**STORED DATA:**
◆ ◆ ◆

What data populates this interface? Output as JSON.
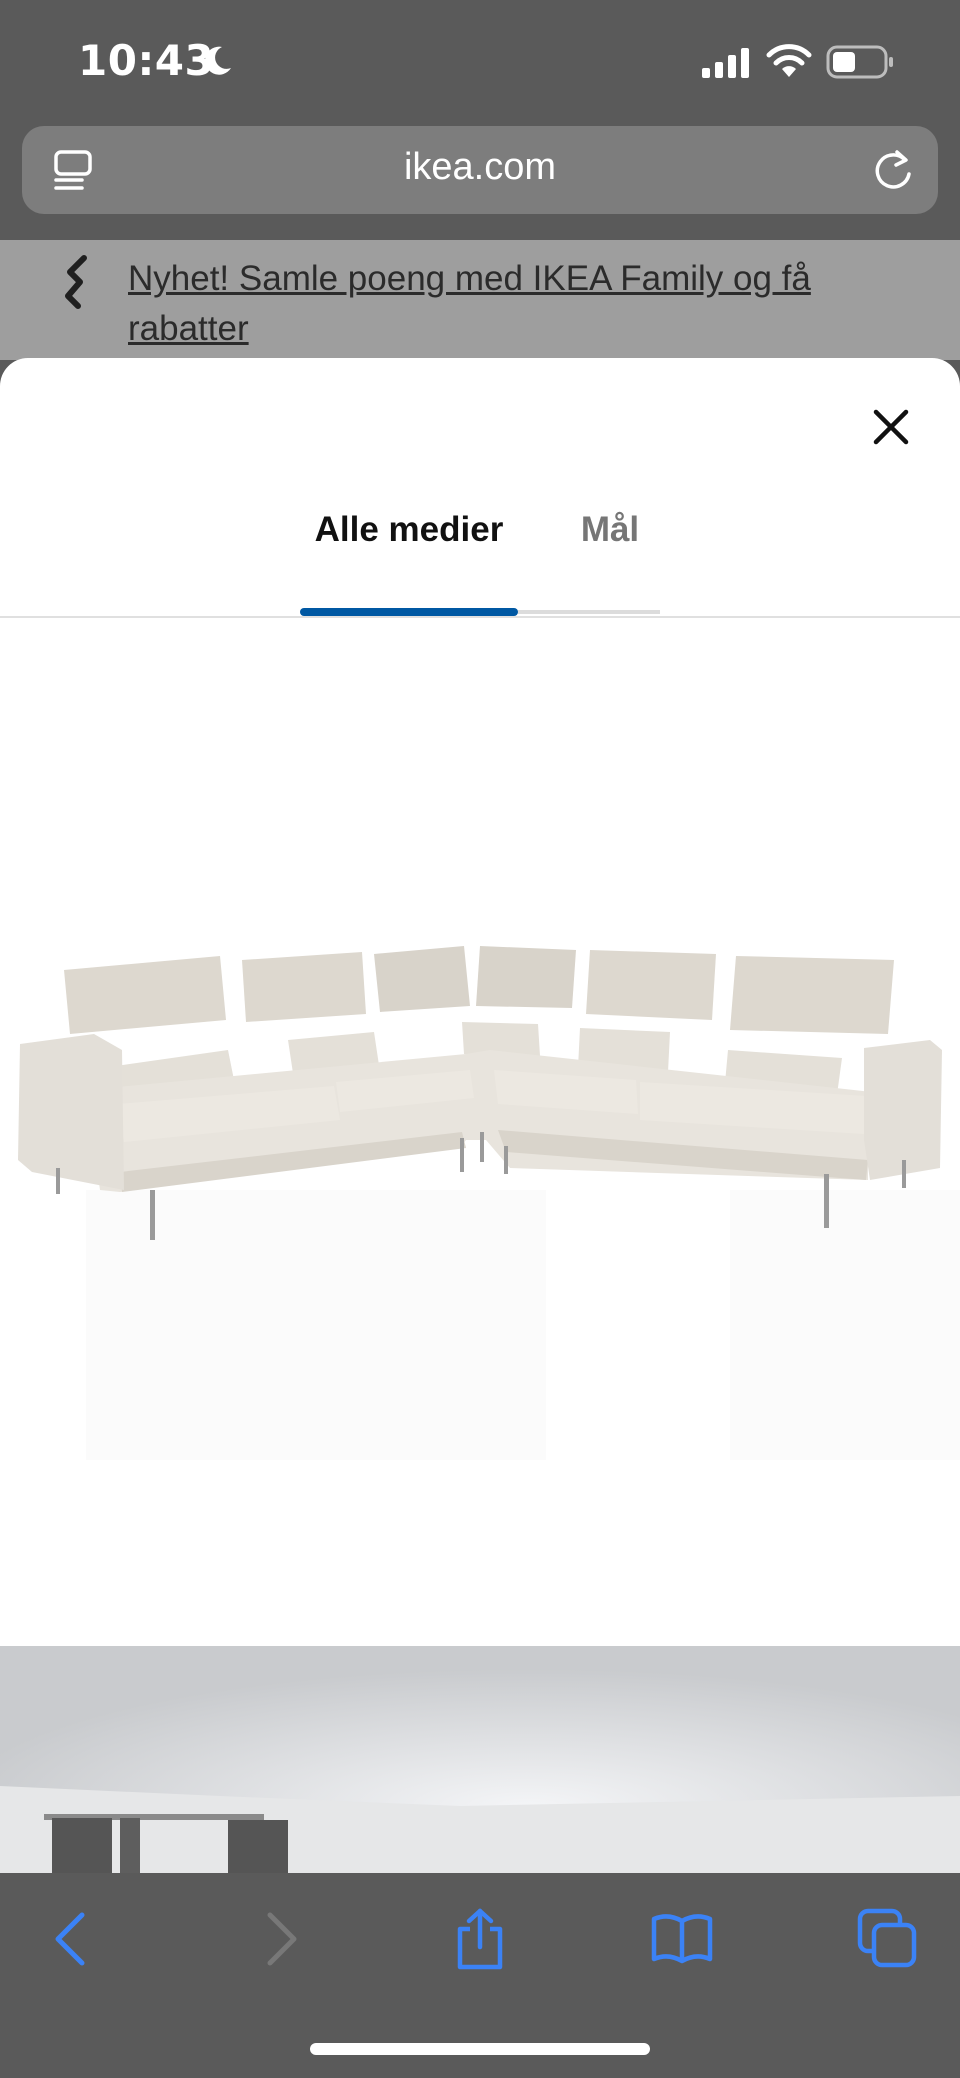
{
  "status_bar": {
    "time": "10:43"
  },
  "address_bar": {
    "url": "ikea.com"
  },
  "promo": {
    "text": "Nyhet! Samle poeng med IKEA Family og få rabatter"
  },
  "media_tabs": {
    "items": [
      {
        "label": "Alle medier",
        "selected": true
      },
      {
        "label": "Mål",
        "selected": false
      }
    ]
  },
  "colors": {
    "accent": "#0058a3",
    "toolbar_icons": "#3b82f6",
    "sofa": "#e6e2db"
  },
  "icons": [
    "moon-icon",
    "signal-icon",
    "wifi-icon",
    "battery-icon",
    "tab-overview-icon",
    "reload-icon",
    "ikea-family-icon",
    "close-icon",
    "back-icon",
    "forward-icon",
    "share-icon",
    "bookmarks-icon",
    "tabs-icon"
  ]
}
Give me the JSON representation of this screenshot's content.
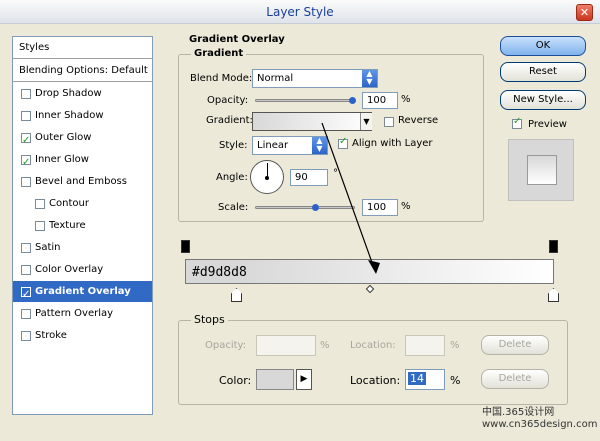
{
  "window": {
    "title": "Layer Style",
    "close_glyph": "✕"
  },
  "styles_list": {
    "header": "Styles",
    "blending": "Blending Options: Default",
    "items": [
      {
        "label": "Drop Shadow",
        "checked": false,
        "indent": false
      },
      {
        "label": "Inner Shadow",
        "checked": false,
        "indent": false
      },
      {
        "label": "Outer Glow",
        "checked": true,
        "indent": false
      },
      {
        "label": "Inner Glow",
        "checked": true,
        "indent": false
      },
      {
        "label": "Bevel and Emboss",
        "checked": false,
        "indent": false
      },
      {
        "label": "Contour",
        "checked": false,
        "indent": true
      },
      {
        "label": "Texture",
        "checked": false,
        "indent": true
      },
      {
        "label": "Satin",
        "checked": false,
        "indent": false
      },
      {
        "label": "Color Overlay",
        "checked": false,
        "indent": false
      },
      {
        "label": "Gradient Overlay",
        "checked": true,
        "indent": false,
        "selected": true
      },
      {
        "label": "Pattern Overlay",
        "checked": false,
        "indent": false
      },
      {
        "label": "Stroke",
        "checked": false,
        "indent": false
      }
    ]
  },
  "gradient_overlay": {
    "title": "Gradient Overlay",
    "group": "Gradient",
    "blend_mode_label": "Blend Mode:",
    "blend_mode": "Normal",
    "opacity_label": "Opacity:",
    "opacity": "100",
    "opacity_unit": "%",
    "gradient_label": "Gradient:",
    "reverse_label": "Reverse",
    "style_label": "Style:",
    "style": "Linear",
    "align_label": "Align with Layer",
    "angle_label": "Angle:",
    "angle": "90",
    "angle_unit": "°",
    "scale_label": "Scale:",
    "scale": "100",
    "scale_unit": "%"
  },
  "gradient_editor": {
    "color_text": "#d9d8d8",
    "stops_title": "Stops",
    "opacity_label": "Opacity:",
    "opacity_unit": "%",
    "location_label_disabled": "Location:",
    "location_unit_disabled": "%",
    "delete_label": "Delete",
    "color_label": "Color:",
    "location_label": "Location:",
    "location_value": "14",
    "location_unit": "%"
  },
  "buttons": {
    "ok": "OK",
    "reset": "Reset",
    "new_style": "New Style...",
    "preview": "Preview"
  },
  "watermark": "中国.365设计网 www.cn365design.com",
  "colors": {
    "gradient_start": "#d9d8d8",
    "gradient_end": "#ffffff",
    "selection": "#316ac5"
  },
  "icons": {
    "arrow": "arrow-annotation-icon"
  }
}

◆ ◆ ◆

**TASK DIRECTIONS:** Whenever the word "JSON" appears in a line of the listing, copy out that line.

**THE ANSWER:**
What data populates this interface? Output as JSON.
Give me the JSON representation of this screenshot's content.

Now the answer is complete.